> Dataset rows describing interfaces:
======

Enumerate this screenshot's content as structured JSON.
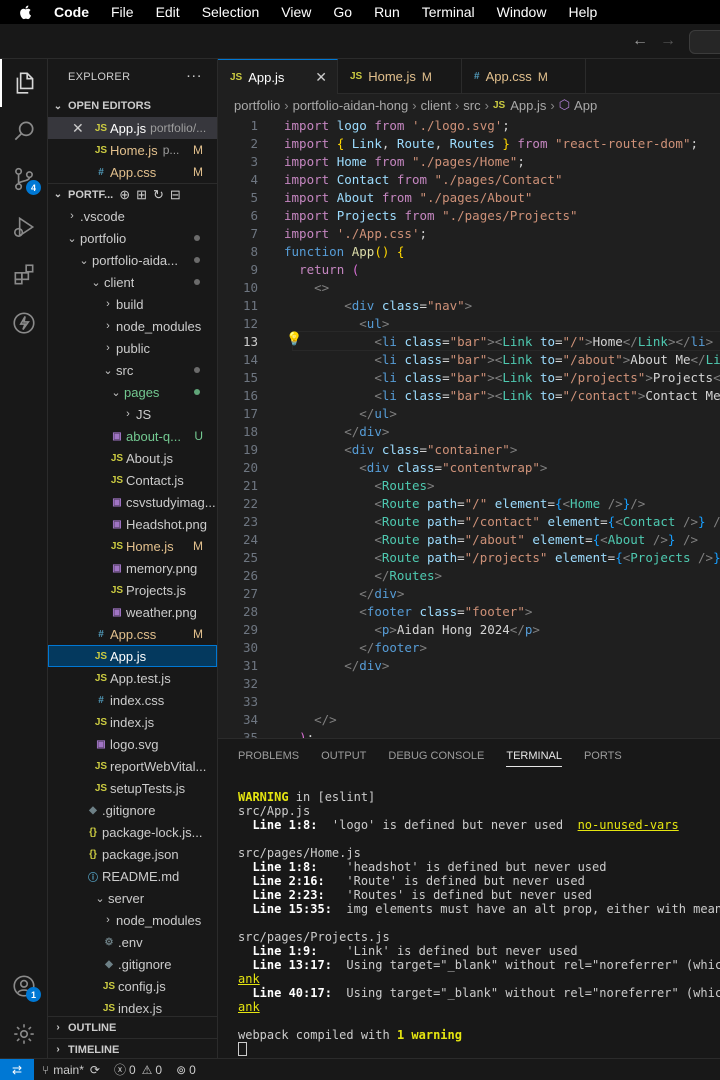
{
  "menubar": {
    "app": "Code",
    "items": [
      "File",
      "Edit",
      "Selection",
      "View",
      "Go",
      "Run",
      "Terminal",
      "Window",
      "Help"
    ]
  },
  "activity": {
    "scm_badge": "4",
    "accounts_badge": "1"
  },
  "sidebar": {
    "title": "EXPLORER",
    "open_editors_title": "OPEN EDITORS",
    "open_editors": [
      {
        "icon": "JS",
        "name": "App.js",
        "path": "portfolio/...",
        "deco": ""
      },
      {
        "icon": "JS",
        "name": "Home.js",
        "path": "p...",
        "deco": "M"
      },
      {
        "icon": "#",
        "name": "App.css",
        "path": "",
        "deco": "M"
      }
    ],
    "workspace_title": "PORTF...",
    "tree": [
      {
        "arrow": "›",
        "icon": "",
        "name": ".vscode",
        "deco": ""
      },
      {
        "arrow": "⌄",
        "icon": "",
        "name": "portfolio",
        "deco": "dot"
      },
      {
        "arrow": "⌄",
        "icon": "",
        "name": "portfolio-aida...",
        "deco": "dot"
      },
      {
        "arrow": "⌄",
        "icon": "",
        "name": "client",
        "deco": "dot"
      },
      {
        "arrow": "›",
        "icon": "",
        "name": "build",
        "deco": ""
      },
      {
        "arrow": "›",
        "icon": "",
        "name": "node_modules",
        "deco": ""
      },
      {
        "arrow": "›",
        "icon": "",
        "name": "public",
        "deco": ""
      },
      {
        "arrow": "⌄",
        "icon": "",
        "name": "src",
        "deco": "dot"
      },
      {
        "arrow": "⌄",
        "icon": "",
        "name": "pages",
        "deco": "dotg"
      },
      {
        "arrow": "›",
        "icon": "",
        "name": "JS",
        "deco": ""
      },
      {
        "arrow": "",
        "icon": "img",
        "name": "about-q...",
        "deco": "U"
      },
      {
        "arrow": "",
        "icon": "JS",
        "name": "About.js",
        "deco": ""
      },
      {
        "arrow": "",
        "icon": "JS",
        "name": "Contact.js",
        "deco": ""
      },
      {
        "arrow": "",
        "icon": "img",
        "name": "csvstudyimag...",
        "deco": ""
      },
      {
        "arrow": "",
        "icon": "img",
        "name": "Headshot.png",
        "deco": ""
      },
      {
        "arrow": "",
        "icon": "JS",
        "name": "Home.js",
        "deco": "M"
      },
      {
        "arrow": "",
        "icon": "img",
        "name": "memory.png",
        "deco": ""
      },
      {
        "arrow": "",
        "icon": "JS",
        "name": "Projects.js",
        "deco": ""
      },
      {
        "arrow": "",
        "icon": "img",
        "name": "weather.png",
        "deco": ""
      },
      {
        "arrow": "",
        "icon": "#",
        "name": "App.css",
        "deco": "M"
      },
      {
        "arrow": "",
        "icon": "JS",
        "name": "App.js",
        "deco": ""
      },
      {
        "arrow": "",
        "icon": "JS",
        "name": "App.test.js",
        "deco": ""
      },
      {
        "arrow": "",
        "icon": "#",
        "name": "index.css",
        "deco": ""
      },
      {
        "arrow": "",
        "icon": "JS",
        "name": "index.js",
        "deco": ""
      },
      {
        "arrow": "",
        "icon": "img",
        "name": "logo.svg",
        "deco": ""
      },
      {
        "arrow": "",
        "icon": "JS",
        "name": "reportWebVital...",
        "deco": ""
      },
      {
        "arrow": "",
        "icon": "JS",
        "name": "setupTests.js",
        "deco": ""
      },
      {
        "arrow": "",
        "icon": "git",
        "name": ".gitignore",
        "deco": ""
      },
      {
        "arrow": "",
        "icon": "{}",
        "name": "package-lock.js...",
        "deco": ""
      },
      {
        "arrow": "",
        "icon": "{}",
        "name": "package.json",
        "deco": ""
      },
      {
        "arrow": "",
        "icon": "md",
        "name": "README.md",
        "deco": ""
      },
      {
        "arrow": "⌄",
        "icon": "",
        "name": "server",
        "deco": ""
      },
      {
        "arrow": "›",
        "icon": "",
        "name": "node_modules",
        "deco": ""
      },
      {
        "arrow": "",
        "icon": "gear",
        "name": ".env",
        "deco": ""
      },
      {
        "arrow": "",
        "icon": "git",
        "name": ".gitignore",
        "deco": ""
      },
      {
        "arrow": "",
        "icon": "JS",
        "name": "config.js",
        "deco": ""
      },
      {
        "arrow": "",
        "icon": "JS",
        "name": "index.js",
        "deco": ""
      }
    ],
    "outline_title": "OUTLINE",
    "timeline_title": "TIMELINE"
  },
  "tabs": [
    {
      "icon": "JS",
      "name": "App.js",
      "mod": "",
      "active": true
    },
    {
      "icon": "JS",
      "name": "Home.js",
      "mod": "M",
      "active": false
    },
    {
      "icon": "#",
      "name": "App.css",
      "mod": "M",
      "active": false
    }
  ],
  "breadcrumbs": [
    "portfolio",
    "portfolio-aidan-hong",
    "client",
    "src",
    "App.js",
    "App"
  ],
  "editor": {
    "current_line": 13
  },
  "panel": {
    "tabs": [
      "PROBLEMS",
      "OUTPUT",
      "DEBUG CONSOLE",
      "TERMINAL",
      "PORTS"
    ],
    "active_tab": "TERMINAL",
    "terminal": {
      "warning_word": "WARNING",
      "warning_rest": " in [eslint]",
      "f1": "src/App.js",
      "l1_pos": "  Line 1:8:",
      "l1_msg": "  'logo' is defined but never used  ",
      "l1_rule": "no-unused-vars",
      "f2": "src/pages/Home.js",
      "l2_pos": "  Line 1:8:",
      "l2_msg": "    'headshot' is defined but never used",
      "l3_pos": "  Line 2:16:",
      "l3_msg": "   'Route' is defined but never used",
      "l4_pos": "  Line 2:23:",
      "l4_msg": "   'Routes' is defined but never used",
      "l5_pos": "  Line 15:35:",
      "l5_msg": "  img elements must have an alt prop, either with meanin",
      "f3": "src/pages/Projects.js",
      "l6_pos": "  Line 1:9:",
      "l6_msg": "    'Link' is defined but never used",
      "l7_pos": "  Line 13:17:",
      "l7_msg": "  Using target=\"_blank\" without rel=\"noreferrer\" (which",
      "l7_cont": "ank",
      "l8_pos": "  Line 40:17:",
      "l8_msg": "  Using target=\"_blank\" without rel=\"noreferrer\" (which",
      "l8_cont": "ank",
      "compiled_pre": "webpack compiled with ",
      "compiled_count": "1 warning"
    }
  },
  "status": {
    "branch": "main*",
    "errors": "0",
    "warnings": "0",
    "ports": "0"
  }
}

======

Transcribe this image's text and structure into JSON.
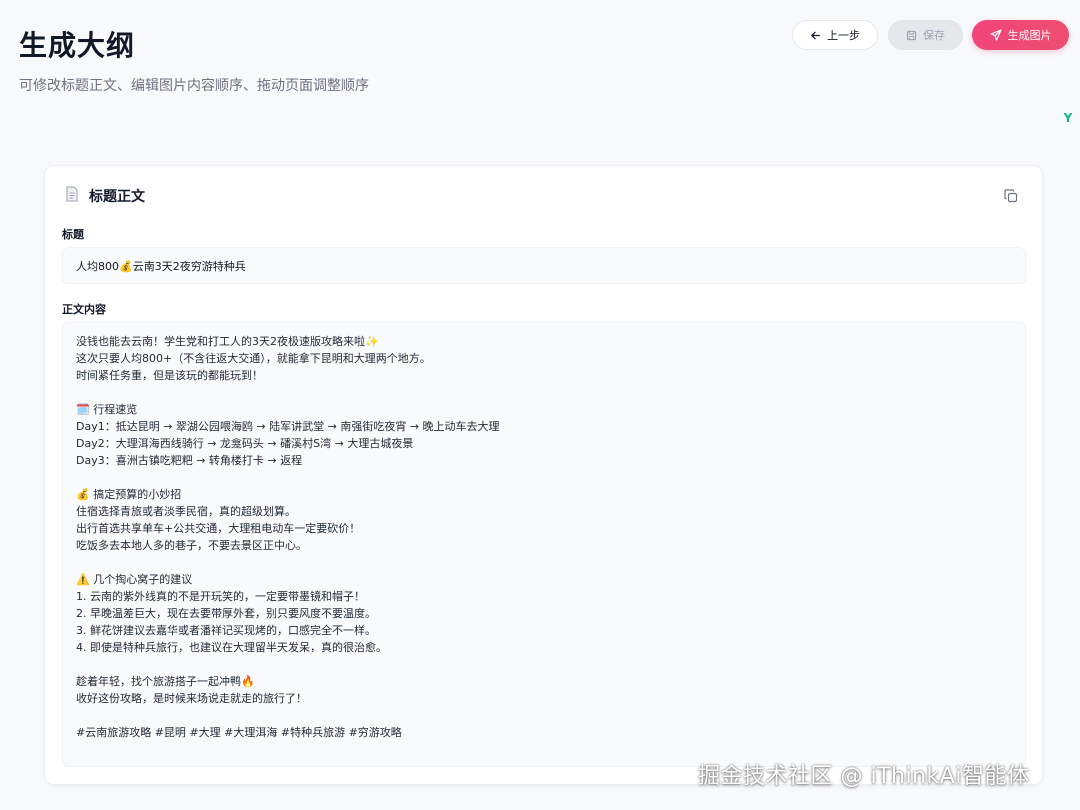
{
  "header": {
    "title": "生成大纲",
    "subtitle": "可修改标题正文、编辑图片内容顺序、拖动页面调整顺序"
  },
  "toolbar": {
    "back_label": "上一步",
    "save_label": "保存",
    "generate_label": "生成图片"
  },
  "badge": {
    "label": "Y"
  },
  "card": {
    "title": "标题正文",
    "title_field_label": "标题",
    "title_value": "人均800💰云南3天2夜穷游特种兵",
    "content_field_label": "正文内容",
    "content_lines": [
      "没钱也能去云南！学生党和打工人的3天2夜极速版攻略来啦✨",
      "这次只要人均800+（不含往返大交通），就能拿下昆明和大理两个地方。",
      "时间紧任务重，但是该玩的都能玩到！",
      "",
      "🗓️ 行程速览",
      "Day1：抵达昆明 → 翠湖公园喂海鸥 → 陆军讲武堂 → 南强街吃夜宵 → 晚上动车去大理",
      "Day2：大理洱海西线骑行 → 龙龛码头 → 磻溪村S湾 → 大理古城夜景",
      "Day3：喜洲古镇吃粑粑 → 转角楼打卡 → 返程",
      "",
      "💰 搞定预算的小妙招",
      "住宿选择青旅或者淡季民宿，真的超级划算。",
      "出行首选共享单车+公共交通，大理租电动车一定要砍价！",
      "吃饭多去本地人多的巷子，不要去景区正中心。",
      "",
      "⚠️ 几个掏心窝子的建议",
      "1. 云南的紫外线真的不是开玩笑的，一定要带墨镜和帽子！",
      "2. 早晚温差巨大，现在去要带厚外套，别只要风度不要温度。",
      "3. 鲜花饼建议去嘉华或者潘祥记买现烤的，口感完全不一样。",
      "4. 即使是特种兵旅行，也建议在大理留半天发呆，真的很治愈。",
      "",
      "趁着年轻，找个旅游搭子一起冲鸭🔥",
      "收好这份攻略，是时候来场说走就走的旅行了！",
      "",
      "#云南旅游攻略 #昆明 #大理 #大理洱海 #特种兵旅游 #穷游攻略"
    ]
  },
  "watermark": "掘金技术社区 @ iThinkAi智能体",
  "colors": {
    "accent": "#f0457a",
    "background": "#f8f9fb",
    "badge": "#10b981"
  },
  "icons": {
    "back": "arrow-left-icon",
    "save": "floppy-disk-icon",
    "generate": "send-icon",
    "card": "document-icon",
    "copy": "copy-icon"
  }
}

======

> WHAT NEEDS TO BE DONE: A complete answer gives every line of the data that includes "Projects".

> RESULT OF THIS TASK:
        "name": "Projects.js",
      "f3": "src/pages/Projects.js",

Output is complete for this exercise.